Look through the data below and show every line that includes "table".

Web page and app entries:

# # # # #

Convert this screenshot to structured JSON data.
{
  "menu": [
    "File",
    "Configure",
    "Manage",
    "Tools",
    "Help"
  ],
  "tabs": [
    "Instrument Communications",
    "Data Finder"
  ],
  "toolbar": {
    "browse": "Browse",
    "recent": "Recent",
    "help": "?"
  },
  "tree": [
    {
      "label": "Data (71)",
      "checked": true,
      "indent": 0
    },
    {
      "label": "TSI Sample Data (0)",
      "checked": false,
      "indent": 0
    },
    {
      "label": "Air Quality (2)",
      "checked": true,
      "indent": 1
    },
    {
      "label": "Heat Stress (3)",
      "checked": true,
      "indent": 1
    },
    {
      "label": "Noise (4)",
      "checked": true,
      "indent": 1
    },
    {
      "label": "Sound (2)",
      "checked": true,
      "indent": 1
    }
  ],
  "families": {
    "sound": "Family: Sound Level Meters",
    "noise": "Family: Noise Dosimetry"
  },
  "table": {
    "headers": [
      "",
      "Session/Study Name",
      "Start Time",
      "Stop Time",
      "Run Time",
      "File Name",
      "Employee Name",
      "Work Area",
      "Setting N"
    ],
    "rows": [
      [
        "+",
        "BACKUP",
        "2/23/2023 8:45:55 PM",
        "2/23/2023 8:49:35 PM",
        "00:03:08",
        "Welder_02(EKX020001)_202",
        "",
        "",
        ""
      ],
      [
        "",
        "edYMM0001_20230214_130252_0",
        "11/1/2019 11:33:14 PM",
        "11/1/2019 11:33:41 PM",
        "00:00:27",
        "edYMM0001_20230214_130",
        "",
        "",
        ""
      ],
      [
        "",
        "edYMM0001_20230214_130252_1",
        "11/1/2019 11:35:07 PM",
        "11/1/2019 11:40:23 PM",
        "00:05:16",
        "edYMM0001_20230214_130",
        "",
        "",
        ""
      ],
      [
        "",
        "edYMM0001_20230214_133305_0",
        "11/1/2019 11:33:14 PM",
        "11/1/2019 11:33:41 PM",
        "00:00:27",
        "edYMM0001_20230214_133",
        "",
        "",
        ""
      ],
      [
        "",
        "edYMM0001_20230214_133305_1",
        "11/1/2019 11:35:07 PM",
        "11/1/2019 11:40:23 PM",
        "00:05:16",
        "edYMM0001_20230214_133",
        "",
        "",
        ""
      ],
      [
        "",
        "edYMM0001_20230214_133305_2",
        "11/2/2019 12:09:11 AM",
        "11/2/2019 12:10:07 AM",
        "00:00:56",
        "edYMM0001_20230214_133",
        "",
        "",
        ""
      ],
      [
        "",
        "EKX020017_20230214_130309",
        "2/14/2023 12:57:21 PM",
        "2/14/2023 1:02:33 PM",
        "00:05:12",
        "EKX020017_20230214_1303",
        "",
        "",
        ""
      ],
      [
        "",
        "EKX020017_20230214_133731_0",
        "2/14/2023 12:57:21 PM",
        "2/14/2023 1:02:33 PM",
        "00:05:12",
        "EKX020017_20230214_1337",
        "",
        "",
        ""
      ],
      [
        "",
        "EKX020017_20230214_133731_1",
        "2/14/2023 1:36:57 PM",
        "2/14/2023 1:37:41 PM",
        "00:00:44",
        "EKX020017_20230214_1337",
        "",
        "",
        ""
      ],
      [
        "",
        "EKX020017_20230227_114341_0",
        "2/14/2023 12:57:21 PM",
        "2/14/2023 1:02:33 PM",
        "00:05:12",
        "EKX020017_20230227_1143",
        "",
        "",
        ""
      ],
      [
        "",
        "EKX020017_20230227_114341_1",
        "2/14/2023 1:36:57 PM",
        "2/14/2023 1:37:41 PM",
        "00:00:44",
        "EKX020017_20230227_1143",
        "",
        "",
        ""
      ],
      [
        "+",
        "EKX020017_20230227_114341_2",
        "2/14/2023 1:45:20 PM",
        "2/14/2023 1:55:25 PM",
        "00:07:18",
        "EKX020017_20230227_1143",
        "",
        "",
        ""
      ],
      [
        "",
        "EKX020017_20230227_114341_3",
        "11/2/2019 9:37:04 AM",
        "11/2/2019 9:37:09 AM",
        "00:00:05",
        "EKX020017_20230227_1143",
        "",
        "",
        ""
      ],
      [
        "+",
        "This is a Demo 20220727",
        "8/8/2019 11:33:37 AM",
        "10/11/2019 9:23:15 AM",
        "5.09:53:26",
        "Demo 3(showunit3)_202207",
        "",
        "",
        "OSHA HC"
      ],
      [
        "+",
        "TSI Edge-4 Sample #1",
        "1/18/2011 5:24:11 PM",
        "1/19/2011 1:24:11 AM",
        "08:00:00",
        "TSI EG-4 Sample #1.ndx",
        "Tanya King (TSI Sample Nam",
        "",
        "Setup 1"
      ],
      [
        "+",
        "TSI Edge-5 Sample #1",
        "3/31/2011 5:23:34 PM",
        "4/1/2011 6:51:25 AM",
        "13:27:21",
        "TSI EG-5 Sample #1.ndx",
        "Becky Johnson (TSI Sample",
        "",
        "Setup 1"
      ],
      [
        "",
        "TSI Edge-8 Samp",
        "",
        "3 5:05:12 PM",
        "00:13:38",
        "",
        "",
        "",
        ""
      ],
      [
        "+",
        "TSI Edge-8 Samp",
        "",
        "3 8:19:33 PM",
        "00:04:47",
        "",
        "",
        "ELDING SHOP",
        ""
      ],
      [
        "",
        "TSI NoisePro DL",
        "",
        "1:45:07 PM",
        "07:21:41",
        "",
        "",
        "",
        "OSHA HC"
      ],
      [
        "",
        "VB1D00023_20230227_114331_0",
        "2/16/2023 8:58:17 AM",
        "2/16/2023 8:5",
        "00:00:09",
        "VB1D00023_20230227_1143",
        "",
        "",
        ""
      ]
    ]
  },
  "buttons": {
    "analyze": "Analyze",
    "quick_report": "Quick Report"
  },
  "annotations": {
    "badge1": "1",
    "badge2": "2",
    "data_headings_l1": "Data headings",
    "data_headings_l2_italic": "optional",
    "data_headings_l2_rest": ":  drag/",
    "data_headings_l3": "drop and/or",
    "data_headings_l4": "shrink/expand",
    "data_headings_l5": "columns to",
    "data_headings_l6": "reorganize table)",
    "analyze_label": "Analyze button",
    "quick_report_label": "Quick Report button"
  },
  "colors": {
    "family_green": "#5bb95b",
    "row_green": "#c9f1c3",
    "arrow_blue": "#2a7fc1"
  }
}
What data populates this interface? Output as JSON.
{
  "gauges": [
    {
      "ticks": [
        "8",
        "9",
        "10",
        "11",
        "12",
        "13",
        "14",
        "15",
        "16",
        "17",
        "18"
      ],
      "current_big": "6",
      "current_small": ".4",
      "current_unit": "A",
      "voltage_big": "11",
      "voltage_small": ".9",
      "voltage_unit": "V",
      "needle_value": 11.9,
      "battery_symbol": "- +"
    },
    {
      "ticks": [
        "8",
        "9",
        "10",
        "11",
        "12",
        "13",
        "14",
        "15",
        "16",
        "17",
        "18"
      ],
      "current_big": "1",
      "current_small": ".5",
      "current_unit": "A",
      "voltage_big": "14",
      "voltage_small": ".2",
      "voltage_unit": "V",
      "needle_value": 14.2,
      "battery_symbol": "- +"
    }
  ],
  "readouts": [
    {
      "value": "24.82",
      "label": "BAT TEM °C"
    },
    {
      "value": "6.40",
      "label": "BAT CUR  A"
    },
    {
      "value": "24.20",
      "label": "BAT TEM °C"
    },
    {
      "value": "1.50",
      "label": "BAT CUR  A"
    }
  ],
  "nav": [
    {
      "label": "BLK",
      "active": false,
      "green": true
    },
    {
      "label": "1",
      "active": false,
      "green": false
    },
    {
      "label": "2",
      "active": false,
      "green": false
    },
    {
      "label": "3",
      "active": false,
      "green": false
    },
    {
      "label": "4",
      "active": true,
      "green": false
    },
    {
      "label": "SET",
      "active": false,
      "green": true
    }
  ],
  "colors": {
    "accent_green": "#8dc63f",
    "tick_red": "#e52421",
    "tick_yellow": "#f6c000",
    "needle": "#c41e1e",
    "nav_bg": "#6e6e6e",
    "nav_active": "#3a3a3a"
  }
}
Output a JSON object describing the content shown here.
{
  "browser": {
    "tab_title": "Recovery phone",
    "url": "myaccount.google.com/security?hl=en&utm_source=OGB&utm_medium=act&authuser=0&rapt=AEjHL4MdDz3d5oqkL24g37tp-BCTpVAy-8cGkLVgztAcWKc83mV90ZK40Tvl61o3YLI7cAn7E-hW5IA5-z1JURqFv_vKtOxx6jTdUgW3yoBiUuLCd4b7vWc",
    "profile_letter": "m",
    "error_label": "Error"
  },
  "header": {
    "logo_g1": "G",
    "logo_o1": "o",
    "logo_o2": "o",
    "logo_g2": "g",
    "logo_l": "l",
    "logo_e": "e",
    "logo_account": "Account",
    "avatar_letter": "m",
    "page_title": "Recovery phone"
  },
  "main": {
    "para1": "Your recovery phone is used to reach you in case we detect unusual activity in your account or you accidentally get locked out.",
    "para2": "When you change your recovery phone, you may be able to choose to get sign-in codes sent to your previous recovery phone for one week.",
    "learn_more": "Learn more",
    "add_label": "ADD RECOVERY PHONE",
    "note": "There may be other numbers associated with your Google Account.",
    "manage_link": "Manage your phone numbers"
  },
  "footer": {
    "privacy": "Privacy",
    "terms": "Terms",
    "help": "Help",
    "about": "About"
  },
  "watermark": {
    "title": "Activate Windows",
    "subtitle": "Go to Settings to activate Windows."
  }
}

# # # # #

**Finished exercise:**
  "table": {
    "data_headings_l6": "reorganize table)",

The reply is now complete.